Gather three large eggs, one-eighth of a teaspoon of kosher salt, one-half of a teaspoon of unsalted butter, two tablespoons of milk – optional, for softer and moister eggs – and freshly ground pepper. This simple ingredient list can be easily scaled to produce far more than the three eggs listed.

To prepare the recipe, simply beat the eggs with salt and, if desired, milk, until a generally even consistency forms. Then, heat a skillet to medium?-high heat and melt the butter until it foams. Pour the egg mixture into the pan and stir regularly. Once the curds form and eggs cook through – roughly three minutes, slightly longer if you like drier eggs or need them less moist for a larger dish – you can remove them from the heat, season with pepper and serve. Drier eggs are something to consider when serving on bread or with other items that don’t play well with excess moisture.

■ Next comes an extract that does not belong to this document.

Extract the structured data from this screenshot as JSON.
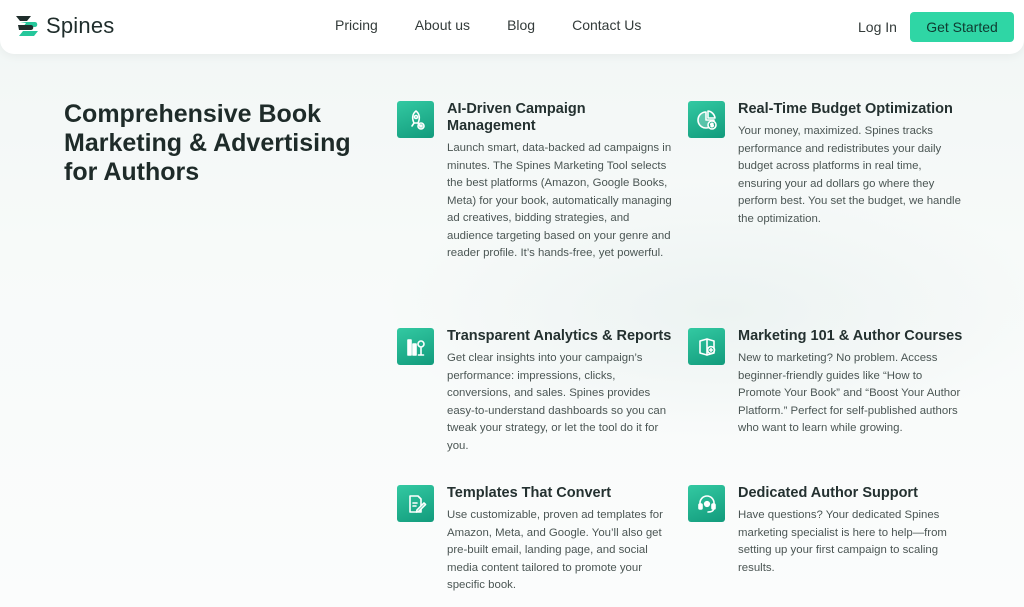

Fried chicken is making inroads into breakfast.Fried chicken is making inroads into breakfast.

2. A delightful fried chicken breast

While breakfast has long been the near-exclusive territory of ham, bacon and sausage in terms of protein, fried chicken is making in-roads to this most important meal of the day. Including a fried chicken breast, whether plated or as part of a breakfast sandwich, is an intriguing change-up. However, it doesn’t stray too far from the flavors that many breakfast eaters have come to love.

For a great breakfast fried chicken breast, Food and Wine suggested gathering four chicken breasts, three cups of buttermilk, two cups of flour, one teaspoon each of garlic powder, cayenne pepper, paprika and salt, a half teaspoon of ground black pepper and enough canola oil to fry the breasts in your chosen vessel.

To prepare, cut the four breasts into eight equal portions, place in a bowl and cover with the buttermilk. Let stand, covered, overnight in your refrigerator. The next day, heat three inches oil in a Dutch oven to 350 degrees. Whisk your dry ingredients, then dredge the breasts thoroughly. Gently deposit the chicken into the hot oil, and cook for eight minutes or until the internal temperature reaches 160 degrees.

The next time you’re making breakfast, whether at home or on the job, consider these recipes as valuable tools for any chef.

Take a tour in person or online today, schedule tour
Subscribe to the King of Chefs Blog

Subscribe to the King of Chefs Blog

Get the King of Chefs email newsletter delivered to your inbox weekly. You'll get everything you need to know about culinary & pastry careers, food entrepreneurship, financing your culinary education, and more.